### [Work required]
Across the records below, how many lines include the string "вообще"? Respond with the number only.

### [Data about app and page elements]
==================================================
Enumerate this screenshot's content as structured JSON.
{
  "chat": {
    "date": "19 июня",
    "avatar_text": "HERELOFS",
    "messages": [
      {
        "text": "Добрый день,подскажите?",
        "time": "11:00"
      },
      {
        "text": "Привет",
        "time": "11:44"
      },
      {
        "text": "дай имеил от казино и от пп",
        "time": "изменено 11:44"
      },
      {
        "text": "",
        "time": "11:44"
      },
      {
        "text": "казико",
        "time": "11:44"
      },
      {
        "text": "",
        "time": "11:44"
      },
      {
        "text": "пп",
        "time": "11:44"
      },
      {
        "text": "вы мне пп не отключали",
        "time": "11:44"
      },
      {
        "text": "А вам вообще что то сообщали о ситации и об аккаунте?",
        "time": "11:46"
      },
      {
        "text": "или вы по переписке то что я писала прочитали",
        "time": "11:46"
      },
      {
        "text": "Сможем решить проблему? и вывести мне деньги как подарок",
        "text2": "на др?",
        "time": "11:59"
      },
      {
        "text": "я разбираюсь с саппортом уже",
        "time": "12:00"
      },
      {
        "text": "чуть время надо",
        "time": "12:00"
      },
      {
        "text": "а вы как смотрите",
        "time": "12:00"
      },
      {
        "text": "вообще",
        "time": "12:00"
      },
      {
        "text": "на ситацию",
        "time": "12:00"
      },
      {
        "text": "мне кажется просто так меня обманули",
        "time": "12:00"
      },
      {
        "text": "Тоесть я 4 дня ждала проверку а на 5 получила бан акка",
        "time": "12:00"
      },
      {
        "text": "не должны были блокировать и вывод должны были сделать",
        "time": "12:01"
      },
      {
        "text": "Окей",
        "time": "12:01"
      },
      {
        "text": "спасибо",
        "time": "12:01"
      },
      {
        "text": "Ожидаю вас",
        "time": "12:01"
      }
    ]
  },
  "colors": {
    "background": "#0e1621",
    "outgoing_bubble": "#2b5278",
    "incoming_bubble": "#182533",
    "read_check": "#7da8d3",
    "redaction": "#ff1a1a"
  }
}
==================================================
### [Task output]
2